Records for the task –
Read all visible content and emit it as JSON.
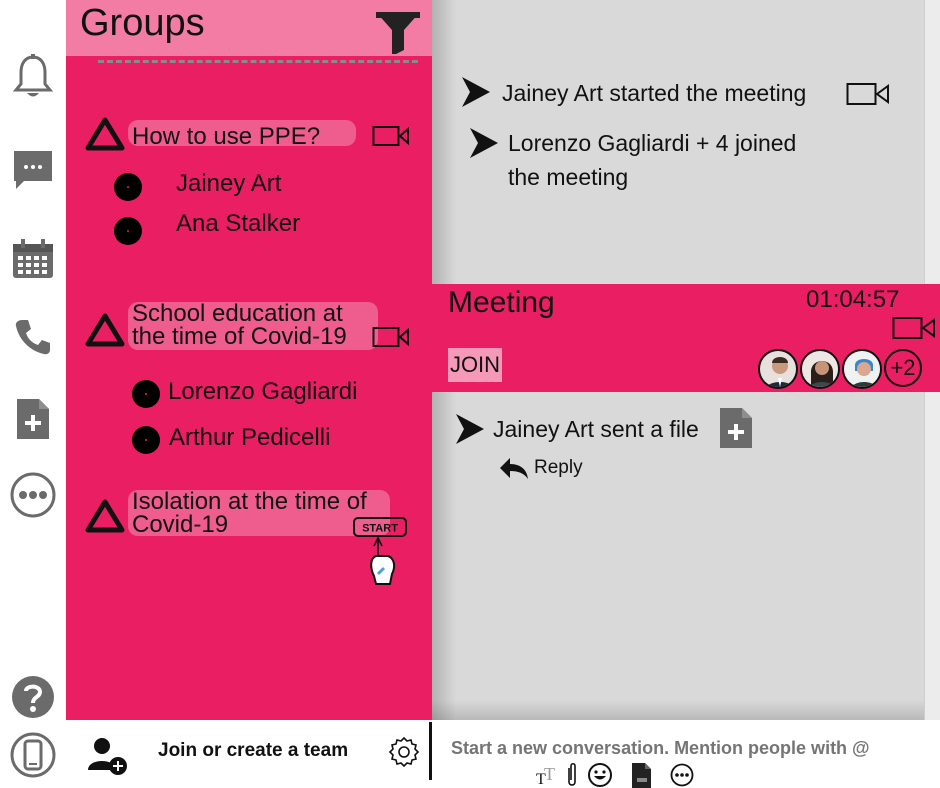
{
  "rail": {
    "items": [
      {
        "name": "notifications-bell-icon"
      },
      {
        "name": "chat-icon"
      },
      {
        "name": "calendar-icon"
      },
      {
        "name": "phone-icon"
      },
      {
        "name": "add-file-icon"
      },
      {
        "name": "more-icon"
      },
      {
        "name": "help-icon"
      },
      {
        "name": "mobile-device-icon"
      }
    ]
  },
  "groups": {
    "title": "Groups",
    "list": [
      {
        "title": "How to use PPE?",
        "members": [
          "Jainey Art",
          "Ana Stalker"
        ]
      },
      {
        "title_line1": "School education at",
        "title_line2": "the time of Covid-19",
        "members": [
          "Lorenzo Gagliardi",
          "Arthur Pedicelli"
        ]
      },
      {
        "title_line1": "Isolation at the time of",
        "title_line2": "Covid-19",
        "badge": "START"
      }
    ]
  },
  "activity": {
    "feed": [
      {
        "text": "Jainey Art started the meeting"
      },
      {
        "text_line1": "Lorenzo Gagliardi + 4 joined",
        "text_line2": "the meeting"
      },
      {
        "text": "Jainey Art sent a file"
      }
    ],
    "reply_label": "Reply"
  },
  "meeting": {
    "title": "Meeting",
    "time": "01:04:57",
    "join_label": "JOIN",
    "more_participants": "+2"
  },
  "bottom": {
    "join_team_label": "Join or create a team",
    "compose_placeholder": "Start a new conversation. Mention people with @"
  },
  "colors": {
    "accent": "#e91e63",
    "panel": "#d9d9d9",
    "icon_gray": "#6b6b6b"
  }
}
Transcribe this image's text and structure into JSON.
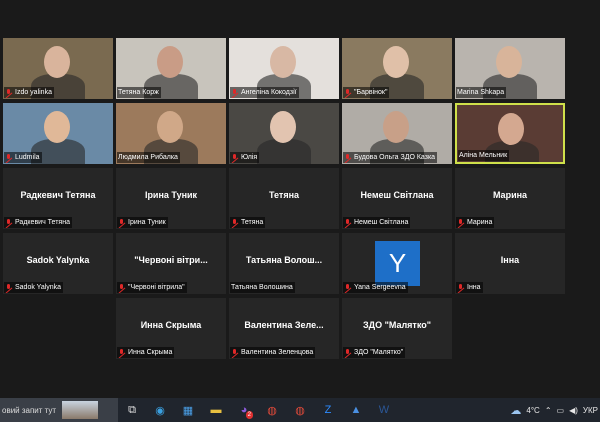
{
  "tiles": [
    {
      "name": "Izdo yalinka",
      "muted": true,
      "video": true,
      "bg": "#7a6a50",
      "skin": "#d9b49c"
    },
    {
      "name": "Тетяна Корж",
      "muted": false,
      "video": true,
      "bg": "#c8c4bc",
      "skin": "#c99c86"
    },
    {
      "name": "Ангеліна Кокодзії",
      "muted": true,
      "video": true,
      "bg": "#e4e0dc",
      "skin": "#d8b8a4"
    },
    {
      "name": "\"Барвінок\"",
      "muted": true,
      "video": true,
      "bg": "#8a7a60",
      "skin": "#e0c0a8"
    },
    {
      "name": "Marina Shkapa",
      "muted": false,
      "video": true,
      "bg": "#b9b4ae",
      "skin": "#d8b49a"
    },
    {
      "name": "Ludmila",
      "muted": true,
      "video": true,
      "bg": "#6a8aa6",
      "skin": "#e0b898"
    },
    {
      "name": "Людмила Рибалка",
      "muted": false,
      "video": true,
      "bg": "#9c7a5c",
      "skin": "#d0a888"
    },
    {
      "name": "Юлія",
      "muted": true,
      "video": true,
      "bg": "#4a4844",
      "skin": "#e2c4b0"
    },
    {
      "name": "Будова Ольга ЗДО Казка",
      "muted": true,
      "video": true,
      "bg": "#b0aca6",
      "skin": "#c8a088"
    },
    {
      "name": "Аліна Мельник",
      "muted": false,
      "video": true,
      "bg": "#5a3c34",
      "skin": "#d4a890",
      "active": true
    },
    {
      "name": "Радкевич Тетяна",
      "center": "Радкевич Тетяна",
      "muted": true
    },
    {
      "name": "Ірина Туник",
      "center": "Ірина Туник",
      "muted": true
    },
    {
      "name": "Тетяна",
      "center": "Тетяна",
      "muted": true
    },
    {
      "name": "Немеш Світлана",
      "center": "Немеш Світлана",
      "muted": true
    },
    {
      "name": "Марина",
      "center": "Марина",
      "muted": true
    },
    {
      "name": "Sadok Yalynka",
      "center": "Sadok Yalynka",
      "muted": true
    },
    {
      "name": "\"Червоні вітрила\"",
      "center": "\"Червоні вітри...",
      "muted": true
    },
    {
      "name": "Татьяна Волошина",
      "center": "Татьяна Волош...",
      "muted": false
    },
    {
      "name": "Yana Sergeevna",
      "avatar_letter": "Y",
      "muted": true
    },
    {
      "name": "Інна",
      "center": "Інна",
      "muted": true
    },
    {
      "name": "Инна Скрыма",
      "center": "Инна Скрыма",
      "muted": true
    },
    {
      "name": "Валентина Зеленцова",
      "center": "Валентина Зеле...",
      "muted": true
    },
    {
      "name": "ЗДО \"Малятко\"",
      "center": "ЗДО \"Малятко\"",
      "muted": true
    }
  ],
  "taskbar": {
    "search_text": "овий запит тут",
    "icons": [
      "task-view-icon",
      "edge-icon",
      "store-icon",
      "file-explorer-icon",
      "viber-icon",
      "chrome-icon",
      "chrome-icon",
      "zoom-icon",
      "app-icon",
      "word-icon"
    ],
    "icon_glyphs": [
      "⧉",
      "◉",
      "▦",
      "▬",
      "◕",
      "◍",
      "◍",
      "Z",
      "▲",
      "W"
    ],
    "icon_colors": [
      "#e8e8e8",
      "#3aa0e0",
      "#4aa0e8",
      "#e8c040",
      "#8a5ad8",
      "#e04a3a",
      "#e04a3a",
      "#2d8cff",
      "#4a90e2",
      "#2b5797"
    ],
    "badge": "2",
    "temperature": "4°C",
    "language": "УКР"
  }
}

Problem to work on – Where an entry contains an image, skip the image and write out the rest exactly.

Response box –
Read all visible content and emit it as JSON.
{
  "rail": {
    "items": [
      {
        "name": "notifications-bell-icon"
      },
      {
        "name": "chat-icon"
      },
      {
        "name": "calendar-icon"
      },
      {
        "name": "phone-icon"
      },
      {
        "name": "add-file-icon"
      },
      {
        "name": "more-icon"
      },
      {
        "name": "help-icon"
      },
      {
        "name": "mobile-device-icon"
      }
    ]
  },
  "groups": {
    "title": "Groups",
    "list": [
      {
        "title": "How to use PPE?",
        "members": [
          "Jainey Art",
          "Ana Stalker"
        ]
      },
      {
        "title_line1": "School education at",
        "title_line2": "the time of Covid-19",
        "members": [
          "Lorenzo Gagliardi",
          "Arthur Pedicelli"
        ]
      },
      {
        "title_line1": "Isolation at the time of",
        "title_line2": "Covid-19",
        "badge": "START"
      }
    ]
  },
  "activity": {
    "feed": [
      {
        "text": "Jainey Art started the meeting"
      },
      {
        "text_line1": "Lorenzo Gagliardi + 4 joined",
        "text_line2": "the meeting"
      },
      {
        "text": "Jainey Art sent a file"
      }
    ],
    "reply_label": "Reply"
  },
  "meeting": {
    "title": "Meeting",
    "time": "01:04:57",
    "join_label": "JOIN",
    "more_participants": "+2"
  },
  "bottom": {
    "join_team_label": "Join or create a team",
    "compose_placeholder": "Start a new conversation. Mention people with @"
  },
  "colors": {
    "accent": "#e91e63",
    "panel": "#d9d9d9",
    "icon_gray": "#6b6b6b"
  }
}
Transcribe this image's text and structure into JSON.
{
  "tiles": [
    {
      "name": "Izdo yalinka",
      "muted": true,
      "video": true,
      "bg": "#7a6a50",
      "skin": "#d9b49c"
    },
    {
      "name": "Тетяна Корж",
      "muted": false,
      "video": true,
      "bg": "#c8c4bc",
      "skin": "#c99c86"
    },
    {
      "name": "Ангеліна Кокодзії",
      "muted": true,
      "video": true,
      "bg": "#e4e0dc",
      "skin": "#d8b8a4"
    },
    {
      "name": "\"Барвінок\"",
      "muted": true,
      "video": true,
      "bg": "#8a7a60",
      "skin": "#e0c0a8"
    },
    {
      "name": "Marina Shkapa",
      "muted": false,
      "video": true,
      "bg": "#b9b4ae",
      "skin": "#d8b49a"
    },
    {
      "name": "Ludmila",
      "muted": true,
      "video": true,
      "bg": "#6a8aa6",
      "skin": "#e0b898"
    },
    {
      "name": "Людмила Рибалка",
      "muted": false,
      "video": true,
      "bg": "#9c7a5c",
      "skin": "#d0a888"
    },
    {
      "name": "Юлія",
      "muted": true,
      "video": true,
      "bg": "#4a4844",
      "skin": "#e2c4b0"
    },
    {
      "name": "Будова Ольга ЗДО Казка",
      "muted": true,
      "video": true,
      "bg": "#b0aca6",
      "skin": "#c8a088"
    },
    {
      "name": "Аліна Мельник",
      "muted": false,
      "video": true,
      "bg": "#5a3c34",
      "skin": "#d4a890",
      "active": true
    },
    {
      "name": "Радкевич Тетяна",
      "center": "Радкевич Тетяна",
      "muted": true
    },
    {
      "name": "Ірина Туник",
      "center": "Ірина Туник",
      "muted": true
    },
    {
      "name": "Тетяна",
      "center": "Тетяна",
      "muted": true
    },
    {
      "name": "Немеш Світлана",
      "center": "Немеш Світлана",
      "muted": true
    },
    {
      "name": "Марина",
      "center": "Марина",
      "muted": true
    },
    {
      "name": "Sadok Yalynka",
      "center": "Sadok Yalynka",
      "muted": true
    },
    {
      "name": "\"Червоні вітрила\"",
      "center": "\"Червоні вітри...",
      "muted": true
    },
    {
      "name": "Татьяна Волошина",
      "center": "Татьяна Волош...",
      "muted": false
    },
    {
      "name": "Yana Sergeevna",
      "avatar_letter": "Y",
      "muted": true
    },
    {
      "name": "Інна",
      "center": "Інна",
      "muted": true
    },
    {
      "name": "Инна Скрыма",
      "center": "Инна Скрыма",
      "muted": true
    },
    {
      "name": "Валентина Зеленцова",
      "center": "Валентина Зеле...",
      "muted": true
    },
    {
      "name": "ЗДО \"Малятко\"",
      "center": "ЗДО \"Малятко\"",
      "muted": true
    }
  ],
  "taskbar": {
    "search_text": "овий запит тут",
    "icons": [
      "task-view-icon",
      "edge-icon",
      "store-icon",
      "file-explorer-icon",
      "viber-icon",
      "chrome-icon",
      "chrome-icon",
      "zoom-icon",
      "app-icon",
      "word-icon"
    ],
    "icon_glyphs": [
      "⧉",
      "◉",
      "▦",
      "▬",
      "◕",
      "◍",
      "◍",
      "Z",
      "▲",
      "W"
    ],
    "icon_colors": [
      "#e8e8e8",
      "#3aa0e0",
      "#4aa0e8",
      "#e8c040",
      "#8a5ad8",
      "#e04a3a",
      "#e04a3a",
      "#2d8cff",
      "#4a90e2",
      "#2b5797"
    ],
    "badge": "2",
    "temperature": "4°C",
    "language": "УКР"
  }
}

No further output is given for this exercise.